(Dataset rows for apps and sites)
■ ■ ■ ■ ■
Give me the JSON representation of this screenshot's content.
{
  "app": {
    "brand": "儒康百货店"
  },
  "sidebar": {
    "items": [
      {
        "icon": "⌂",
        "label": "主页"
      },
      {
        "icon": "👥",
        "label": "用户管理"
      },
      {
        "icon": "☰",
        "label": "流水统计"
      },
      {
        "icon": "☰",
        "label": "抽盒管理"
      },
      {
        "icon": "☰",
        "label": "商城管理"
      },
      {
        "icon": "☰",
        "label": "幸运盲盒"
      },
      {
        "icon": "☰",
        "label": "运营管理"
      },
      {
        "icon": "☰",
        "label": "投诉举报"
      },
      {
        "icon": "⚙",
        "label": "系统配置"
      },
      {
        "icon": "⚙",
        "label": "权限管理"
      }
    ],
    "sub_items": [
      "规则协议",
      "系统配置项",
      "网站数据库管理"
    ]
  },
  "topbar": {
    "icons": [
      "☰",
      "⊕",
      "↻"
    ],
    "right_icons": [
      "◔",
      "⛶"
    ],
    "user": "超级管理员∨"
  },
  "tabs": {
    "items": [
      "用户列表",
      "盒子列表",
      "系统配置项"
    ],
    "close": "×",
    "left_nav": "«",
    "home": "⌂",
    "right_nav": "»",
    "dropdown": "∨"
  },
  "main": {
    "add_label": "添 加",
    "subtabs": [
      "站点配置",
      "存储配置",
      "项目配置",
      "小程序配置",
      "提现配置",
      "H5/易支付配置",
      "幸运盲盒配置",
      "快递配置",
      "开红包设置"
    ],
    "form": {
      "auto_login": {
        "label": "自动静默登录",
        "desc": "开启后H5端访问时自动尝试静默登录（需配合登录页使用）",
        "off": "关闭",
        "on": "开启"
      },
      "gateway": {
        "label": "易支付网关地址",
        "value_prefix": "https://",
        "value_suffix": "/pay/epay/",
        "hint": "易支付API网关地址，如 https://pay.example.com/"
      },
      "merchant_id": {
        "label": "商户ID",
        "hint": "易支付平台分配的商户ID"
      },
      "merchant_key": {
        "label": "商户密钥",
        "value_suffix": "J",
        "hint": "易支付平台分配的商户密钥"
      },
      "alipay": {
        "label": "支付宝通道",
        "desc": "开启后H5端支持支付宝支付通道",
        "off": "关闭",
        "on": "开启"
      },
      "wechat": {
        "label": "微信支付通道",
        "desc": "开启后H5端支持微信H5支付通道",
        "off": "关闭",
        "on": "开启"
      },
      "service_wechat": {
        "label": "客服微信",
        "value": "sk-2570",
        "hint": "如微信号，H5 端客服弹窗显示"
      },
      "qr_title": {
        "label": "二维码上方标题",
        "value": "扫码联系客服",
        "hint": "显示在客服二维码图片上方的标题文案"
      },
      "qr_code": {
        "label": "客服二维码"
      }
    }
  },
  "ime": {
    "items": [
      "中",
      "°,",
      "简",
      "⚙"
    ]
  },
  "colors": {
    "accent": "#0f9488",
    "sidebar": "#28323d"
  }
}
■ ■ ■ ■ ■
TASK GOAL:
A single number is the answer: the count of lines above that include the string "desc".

OUTPUT FOR THIS EXERCISE:
3